Holy Name of Jesus Church and the 3 neighborhood churches is a walking tour of the Springfield Street area in Chicopee Massachusetts.
stop 1 – Convent
The convent was built in 1867 for the Notre Dame nuns who staffed the girls school. It had a small front on South Street but a longer section along Clinton Street.
stop 2 – Holy Name Girls’ School
This was the first Catholic school in Western or Central Massachusetts. It was built in 1868 between the church and the convent. Notre Dame School was only for girls. In 1894 Holy Name School finally gained a high school but it was only for girls also.
stop 3 – Patrick Healy Gravestone
Patrick Healy was the third pastor of this parish. He is buried in the churchyard. His FINDAGRAVE page has much information for you. Usually only the first and perhaps the second pastor of a church are buried alongside the founding church. He is neither but what he did was found the first Catholic school in Central or Western Massachusetts. Thus he is buried alongside that school.
stop 4 – Holy Name of Jesus Church
This church was built in 1859. The church was originally a wooden clad church that was built in 1843 at a nearby location.
stop 5 – Henry Lorenzo Robinson Gravestone
More about Father Robinson is at this FINDAGRAVE page.
|John D Brady||1840||1847||burial|
|John J McCoy||1894||1905||burial|
|John F Conlin||1905||1953||burial|
stop 6 – Rectory
stop 7 – Chapel
This chapel was built in 1872. A second chapel was built attached to the back of the convent.
stop 8 – Boys’ School

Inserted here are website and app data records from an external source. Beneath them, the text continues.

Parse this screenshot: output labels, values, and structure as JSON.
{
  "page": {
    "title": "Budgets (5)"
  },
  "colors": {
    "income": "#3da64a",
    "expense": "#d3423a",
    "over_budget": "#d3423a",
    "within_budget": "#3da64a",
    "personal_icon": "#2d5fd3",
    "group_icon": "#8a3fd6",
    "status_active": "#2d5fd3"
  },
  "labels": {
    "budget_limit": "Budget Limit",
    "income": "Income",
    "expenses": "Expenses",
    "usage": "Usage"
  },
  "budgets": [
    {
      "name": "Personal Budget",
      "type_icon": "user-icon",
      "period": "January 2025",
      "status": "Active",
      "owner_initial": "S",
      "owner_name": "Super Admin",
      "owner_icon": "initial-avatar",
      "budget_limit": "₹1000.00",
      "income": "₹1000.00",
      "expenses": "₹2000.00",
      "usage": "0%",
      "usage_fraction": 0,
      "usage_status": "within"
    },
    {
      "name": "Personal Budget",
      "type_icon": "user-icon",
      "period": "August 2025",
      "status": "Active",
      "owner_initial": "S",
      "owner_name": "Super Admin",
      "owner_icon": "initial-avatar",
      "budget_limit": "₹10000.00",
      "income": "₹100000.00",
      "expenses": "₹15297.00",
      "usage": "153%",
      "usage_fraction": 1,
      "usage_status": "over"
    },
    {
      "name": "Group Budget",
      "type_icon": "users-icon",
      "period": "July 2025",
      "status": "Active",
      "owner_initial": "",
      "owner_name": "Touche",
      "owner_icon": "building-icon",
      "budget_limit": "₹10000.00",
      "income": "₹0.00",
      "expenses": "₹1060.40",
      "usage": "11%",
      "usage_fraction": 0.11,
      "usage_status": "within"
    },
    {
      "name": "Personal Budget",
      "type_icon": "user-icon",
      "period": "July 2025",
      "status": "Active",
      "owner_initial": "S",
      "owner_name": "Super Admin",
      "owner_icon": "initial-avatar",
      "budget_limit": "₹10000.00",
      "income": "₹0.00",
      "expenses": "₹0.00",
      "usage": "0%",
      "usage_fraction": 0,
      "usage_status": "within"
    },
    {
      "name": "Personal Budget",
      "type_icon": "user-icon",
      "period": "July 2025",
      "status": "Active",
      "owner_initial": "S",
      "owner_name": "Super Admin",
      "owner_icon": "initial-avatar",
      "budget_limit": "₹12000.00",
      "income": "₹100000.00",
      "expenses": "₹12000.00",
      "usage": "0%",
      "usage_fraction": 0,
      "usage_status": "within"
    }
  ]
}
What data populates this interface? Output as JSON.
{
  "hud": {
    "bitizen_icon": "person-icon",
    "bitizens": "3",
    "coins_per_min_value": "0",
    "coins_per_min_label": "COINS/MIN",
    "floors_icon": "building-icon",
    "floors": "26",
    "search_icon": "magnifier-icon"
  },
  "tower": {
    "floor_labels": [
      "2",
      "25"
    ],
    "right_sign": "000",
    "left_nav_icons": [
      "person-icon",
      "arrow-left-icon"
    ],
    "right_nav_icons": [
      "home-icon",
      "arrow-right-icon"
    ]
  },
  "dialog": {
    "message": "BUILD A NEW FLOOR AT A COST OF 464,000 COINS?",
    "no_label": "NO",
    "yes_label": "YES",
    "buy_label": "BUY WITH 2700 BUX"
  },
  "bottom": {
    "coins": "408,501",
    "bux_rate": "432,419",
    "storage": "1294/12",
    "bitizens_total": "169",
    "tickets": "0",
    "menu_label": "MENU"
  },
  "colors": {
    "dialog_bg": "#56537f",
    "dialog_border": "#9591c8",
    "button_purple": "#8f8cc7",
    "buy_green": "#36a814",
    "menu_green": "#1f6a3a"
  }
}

The Holy Name Boys’ School was made in 1881 in the back of the church and convent.
stop 9 – Monastery
The Holy Name Monastary was made in 1881 in the back of the boys’ school.
stop 10 – Science School
The Holy Name Science School was made in 1925.
stop 11 – Cemeteries of Holy Name of Jesus
Notice at first the two priests that are buried on the campus. They are mentioned above. From 1836 to 1845 the churchgoers of this church used the Calvary Cemetery of Springfield (now in Chicopee). John Brady the priest bought land in Springfield about a football field length south of the Calvary Cemetery. It was called St Matthews Cemetery. The parish used this cemetery from 1845 to the 1910s when it was mostly filled up. From the 1920s until now, the Calvary Cemetery of Chicopee was heavily used once again.
For the remainder of the tour go to this LINK.
Sanborn map analysis